9. How do you manage your business and taxes as a remote working professional?
I keep up with my accounting on a weekly bases and have an accountant who processes everything and also files my taxes for me.
10. What advice would you give to people looking to work remotely and companies making the remote switch?
To people looking to work remotely: that you don’t have a fixed working schedule anymore, doesn’t mean you don’t need one. We all have moments of the day when we’re more productive than at other times. Figure out when you do your best work and structure your days around those times.
If you work for a company that still requires you to be available between certain hours, figure out how to schedule the rest of your days around those and don’t just wing it. It will be exciting to have a lot more flexibility but having a bit of a routine is less tiring and will allow you to be more productive.

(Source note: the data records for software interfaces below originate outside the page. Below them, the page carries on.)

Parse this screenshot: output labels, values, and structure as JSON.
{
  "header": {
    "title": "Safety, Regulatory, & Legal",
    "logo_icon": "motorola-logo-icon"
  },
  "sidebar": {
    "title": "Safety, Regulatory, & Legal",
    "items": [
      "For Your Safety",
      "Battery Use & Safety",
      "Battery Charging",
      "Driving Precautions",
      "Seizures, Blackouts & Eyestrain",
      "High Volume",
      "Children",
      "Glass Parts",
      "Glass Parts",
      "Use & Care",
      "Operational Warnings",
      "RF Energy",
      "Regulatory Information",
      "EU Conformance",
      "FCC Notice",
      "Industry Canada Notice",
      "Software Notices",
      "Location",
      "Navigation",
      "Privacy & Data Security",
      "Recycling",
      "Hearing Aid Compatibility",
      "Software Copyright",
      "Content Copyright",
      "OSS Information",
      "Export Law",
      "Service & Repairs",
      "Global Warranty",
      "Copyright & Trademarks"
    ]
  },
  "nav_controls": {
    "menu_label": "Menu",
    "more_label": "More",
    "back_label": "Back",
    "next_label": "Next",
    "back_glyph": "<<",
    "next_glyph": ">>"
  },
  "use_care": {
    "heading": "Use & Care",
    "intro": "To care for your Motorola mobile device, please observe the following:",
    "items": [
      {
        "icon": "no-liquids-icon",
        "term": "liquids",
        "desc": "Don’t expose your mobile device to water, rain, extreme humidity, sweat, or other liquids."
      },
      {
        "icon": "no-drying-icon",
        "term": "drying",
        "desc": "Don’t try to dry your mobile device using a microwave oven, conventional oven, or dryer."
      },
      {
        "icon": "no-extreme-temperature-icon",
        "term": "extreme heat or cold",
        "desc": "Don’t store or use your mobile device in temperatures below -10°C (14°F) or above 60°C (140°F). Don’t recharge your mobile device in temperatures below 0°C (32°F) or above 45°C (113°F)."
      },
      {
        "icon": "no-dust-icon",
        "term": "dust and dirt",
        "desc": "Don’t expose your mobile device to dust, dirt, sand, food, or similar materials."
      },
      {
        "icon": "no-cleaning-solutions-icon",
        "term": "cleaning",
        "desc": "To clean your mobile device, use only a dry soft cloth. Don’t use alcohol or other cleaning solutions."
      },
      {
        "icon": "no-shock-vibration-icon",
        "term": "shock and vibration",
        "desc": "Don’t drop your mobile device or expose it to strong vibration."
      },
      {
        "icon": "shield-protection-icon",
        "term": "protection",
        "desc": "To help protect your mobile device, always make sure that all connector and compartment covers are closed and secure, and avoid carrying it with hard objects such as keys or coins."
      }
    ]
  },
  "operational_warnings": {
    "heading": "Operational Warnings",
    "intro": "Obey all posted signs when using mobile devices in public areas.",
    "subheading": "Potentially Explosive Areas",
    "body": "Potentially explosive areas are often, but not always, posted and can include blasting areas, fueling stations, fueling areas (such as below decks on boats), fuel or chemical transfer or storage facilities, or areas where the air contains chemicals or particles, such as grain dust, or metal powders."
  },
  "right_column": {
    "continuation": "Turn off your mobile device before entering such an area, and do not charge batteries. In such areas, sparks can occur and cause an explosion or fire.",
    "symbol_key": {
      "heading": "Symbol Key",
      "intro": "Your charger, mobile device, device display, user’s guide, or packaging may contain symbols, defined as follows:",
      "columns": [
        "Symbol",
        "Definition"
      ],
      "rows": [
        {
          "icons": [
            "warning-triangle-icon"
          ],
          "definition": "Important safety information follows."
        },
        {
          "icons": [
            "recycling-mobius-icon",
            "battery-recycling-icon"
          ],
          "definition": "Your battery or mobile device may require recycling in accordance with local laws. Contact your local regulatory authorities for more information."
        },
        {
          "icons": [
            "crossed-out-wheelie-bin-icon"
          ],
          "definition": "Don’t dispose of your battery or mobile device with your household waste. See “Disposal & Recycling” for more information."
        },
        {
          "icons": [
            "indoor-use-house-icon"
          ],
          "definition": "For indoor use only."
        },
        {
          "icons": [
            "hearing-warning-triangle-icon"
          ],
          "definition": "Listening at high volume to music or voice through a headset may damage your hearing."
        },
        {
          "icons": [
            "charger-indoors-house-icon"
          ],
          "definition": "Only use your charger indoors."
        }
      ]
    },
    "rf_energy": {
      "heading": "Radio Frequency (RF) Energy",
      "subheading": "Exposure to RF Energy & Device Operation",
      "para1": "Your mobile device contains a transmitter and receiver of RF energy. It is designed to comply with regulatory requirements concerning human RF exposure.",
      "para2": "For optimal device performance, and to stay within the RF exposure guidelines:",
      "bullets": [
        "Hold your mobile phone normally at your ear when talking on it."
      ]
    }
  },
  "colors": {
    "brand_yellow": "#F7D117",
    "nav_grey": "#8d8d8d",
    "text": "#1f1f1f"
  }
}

For companies: don’t micromanage. There’s no point in letting someone work remotely when you still require them to check in with you x times a day. Find a system that keeps the communication with and between your employees going, set up systems so that everyone checks in when they need to check in, but also give them the freedom to use their newfound flexibility to become more productive and happier that they’re working for you.
Other similar interviews in Remoters
|Interview with Rachel Heller|
|Interview to Adrián Arroyo|
|Interview with David McNeill||"On a personal level, I like being able to work from where I want and...|
|Interview with Kayla Ihrig||"To me, remote work is synonymous with opportunity. The opportunity to live abroad and travel...|
|Interview with Ryan Scollon||"The main advantages to me are the flexibility of my working schedule and the fact...|